## Data section
[Start of section]
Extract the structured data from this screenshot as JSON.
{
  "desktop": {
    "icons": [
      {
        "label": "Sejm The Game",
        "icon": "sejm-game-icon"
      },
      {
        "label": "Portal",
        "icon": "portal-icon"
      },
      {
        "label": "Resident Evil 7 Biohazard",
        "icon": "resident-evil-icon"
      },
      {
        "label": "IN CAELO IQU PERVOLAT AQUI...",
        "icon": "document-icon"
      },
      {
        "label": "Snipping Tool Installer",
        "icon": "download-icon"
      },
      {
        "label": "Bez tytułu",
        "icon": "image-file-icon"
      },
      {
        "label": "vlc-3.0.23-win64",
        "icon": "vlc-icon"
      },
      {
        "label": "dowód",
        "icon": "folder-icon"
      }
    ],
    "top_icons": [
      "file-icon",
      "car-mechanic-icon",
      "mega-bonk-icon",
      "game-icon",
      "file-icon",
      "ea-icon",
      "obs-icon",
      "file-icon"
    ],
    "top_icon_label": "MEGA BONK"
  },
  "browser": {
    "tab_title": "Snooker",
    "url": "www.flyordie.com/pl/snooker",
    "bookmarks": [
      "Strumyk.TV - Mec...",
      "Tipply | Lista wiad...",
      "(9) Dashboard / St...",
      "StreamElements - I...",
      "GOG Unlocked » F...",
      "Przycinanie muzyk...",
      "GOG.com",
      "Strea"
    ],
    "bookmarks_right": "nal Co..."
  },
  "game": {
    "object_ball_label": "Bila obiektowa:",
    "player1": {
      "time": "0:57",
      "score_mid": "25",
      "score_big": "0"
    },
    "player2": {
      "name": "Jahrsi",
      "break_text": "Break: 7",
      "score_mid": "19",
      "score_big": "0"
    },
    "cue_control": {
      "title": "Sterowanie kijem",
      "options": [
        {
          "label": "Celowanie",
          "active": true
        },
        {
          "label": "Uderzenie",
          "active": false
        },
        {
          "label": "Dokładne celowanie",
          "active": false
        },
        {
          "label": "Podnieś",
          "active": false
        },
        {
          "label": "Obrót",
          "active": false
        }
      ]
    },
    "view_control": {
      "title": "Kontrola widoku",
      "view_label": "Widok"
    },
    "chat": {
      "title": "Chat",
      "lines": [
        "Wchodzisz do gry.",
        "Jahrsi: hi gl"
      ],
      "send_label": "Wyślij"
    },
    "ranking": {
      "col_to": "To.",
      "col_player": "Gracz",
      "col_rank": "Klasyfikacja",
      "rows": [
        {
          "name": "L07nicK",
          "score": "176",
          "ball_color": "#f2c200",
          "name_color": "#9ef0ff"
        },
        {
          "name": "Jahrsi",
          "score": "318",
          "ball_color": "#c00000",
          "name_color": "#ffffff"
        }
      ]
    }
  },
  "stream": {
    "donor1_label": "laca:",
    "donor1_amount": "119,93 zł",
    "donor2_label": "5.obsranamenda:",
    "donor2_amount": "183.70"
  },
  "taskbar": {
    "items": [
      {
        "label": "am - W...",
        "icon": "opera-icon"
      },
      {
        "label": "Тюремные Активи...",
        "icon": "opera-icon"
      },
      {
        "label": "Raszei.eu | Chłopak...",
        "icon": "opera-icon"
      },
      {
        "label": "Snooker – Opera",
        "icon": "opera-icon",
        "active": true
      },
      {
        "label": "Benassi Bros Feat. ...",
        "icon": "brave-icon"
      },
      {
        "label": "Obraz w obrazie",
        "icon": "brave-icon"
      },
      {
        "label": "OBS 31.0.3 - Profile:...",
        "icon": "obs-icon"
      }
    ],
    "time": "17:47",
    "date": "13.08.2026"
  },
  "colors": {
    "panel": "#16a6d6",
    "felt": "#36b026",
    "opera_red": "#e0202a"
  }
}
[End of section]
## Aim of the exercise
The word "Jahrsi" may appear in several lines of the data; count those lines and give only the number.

## Your solution
3